• Available data

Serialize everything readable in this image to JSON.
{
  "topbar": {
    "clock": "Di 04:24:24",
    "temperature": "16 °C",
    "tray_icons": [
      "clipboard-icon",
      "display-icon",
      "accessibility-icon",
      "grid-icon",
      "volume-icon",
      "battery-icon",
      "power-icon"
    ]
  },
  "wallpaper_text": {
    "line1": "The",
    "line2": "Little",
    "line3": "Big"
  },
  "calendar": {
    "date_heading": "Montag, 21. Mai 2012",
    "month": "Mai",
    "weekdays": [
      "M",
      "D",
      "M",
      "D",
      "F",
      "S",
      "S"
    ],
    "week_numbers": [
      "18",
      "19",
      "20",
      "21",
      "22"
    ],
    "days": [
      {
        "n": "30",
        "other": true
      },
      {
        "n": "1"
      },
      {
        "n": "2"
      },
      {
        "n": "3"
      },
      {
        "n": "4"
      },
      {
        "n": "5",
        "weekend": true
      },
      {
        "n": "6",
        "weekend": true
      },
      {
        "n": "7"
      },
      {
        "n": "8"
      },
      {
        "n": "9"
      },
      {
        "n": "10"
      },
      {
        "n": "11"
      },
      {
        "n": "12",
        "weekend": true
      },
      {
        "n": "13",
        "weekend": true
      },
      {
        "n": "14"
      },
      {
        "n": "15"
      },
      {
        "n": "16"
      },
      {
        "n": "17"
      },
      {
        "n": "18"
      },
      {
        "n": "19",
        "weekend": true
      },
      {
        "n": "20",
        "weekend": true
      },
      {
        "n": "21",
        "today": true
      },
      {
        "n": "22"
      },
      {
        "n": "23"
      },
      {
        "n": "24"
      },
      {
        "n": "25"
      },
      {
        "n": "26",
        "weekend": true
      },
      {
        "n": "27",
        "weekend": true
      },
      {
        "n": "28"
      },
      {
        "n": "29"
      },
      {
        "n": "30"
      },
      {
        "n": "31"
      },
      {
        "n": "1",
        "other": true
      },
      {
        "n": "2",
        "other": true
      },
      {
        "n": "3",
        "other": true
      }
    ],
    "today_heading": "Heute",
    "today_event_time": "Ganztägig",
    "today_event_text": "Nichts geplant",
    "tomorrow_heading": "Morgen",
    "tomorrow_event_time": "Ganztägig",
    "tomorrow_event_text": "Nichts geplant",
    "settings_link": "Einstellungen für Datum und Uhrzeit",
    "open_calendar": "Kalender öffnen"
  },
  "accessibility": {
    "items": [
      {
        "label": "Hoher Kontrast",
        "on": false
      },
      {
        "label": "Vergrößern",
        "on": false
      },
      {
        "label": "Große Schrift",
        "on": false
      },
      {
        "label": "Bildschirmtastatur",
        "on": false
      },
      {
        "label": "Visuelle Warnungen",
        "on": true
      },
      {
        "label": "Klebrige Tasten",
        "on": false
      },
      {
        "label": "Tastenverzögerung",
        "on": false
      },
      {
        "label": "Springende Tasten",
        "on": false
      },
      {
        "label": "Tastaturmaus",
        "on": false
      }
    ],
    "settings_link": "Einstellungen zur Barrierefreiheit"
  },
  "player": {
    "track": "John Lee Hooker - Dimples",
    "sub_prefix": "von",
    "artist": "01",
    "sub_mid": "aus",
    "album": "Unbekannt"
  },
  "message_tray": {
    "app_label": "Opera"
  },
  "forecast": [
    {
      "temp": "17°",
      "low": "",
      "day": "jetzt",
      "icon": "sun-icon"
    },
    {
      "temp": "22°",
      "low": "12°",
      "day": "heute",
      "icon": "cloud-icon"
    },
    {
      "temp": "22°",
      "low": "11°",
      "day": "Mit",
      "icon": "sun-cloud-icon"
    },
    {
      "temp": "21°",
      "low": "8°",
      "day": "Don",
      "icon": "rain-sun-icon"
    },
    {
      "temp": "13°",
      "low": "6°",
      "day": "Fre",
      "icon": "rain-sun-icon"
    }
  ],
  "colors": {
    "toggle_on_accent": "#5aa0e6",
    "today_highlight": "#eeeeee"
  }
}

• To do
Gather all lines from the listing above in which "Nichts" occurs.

• Expected answer
    "today_event_text": "Nichts geplant",
    "tomorrow_event_text": "Nichts geplant",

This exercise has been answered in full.